__Source records__:

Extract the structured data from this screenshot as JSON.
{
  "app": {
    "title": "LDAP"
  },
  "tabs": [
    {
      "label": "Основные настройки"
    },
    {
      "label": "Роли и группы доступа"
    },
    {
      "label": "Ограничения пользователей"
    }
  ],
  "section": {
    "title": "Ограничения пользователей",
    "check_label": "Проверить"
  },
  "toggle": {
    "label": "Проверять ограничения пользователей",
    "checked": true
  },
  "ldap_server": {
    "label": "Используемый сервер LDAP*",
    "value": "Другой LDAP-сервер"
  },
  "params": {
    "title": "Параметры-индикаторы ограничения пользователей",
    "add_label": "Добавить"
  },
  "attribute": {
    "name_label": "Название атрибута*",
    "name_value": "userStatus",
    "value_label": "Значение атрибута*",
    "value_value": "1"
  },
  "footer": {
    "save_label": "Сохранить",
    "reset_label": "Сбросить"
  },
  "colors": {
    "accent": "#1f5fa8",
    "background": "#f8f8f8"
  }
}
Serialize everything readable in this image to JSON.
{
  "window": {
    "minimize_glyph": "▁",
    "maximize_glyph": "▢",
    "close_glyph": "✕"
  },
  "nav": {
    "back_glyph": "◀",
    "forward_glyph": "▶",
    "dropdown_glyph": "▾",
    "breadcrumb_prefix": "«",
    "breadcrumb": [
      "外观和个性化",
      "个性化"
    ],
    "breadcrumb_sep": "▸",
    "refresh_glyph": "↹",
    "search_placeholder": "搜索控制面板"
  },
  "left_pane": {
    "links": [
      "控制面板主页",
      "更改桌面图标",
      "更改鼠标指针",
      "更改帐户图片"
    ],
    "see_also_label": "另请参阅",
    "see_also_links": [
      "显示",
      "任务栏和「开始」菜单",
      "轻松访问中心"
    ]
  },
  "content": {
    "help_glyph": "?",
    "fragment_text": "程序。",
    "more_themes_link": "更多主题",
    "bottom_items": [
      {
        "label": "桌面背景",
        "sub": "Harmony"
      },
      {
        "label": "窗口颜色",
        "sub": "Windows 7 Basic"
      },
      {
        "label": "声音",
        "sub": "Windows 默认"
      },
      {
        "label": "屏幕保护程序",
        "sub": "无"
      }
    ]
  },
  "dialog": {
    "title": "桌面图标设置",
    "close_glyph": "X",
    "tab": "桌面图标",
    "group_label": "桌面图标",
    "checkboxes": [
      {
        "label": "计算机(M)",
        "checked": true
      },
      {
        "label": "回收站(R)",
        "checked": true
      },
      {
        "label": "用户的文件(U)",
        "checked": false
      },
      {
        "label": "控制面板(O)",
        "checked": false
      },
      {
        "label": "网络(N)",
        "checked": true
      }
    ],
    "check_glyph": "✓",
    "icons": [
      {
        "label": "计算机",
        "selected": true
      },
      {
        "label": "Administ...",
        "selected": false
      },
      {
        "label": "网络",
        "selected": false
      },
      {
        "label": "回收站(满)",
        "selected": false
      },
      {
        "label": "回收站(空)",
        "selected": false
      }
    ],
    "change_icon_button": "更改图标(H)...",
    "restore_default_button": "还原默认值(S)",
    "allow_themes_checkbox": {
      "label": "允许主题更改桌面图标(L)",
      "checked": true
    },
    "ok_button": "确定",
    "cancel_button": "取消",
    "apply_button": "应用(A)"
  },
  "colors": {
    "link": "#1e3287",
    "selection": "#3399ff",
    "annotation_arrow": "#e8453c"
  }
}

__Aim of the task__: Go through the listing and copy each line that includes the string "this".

__Exercise solution__:
Extract the structured data from this screenshot as JSON.
Serialize everything readable in this image to JSON.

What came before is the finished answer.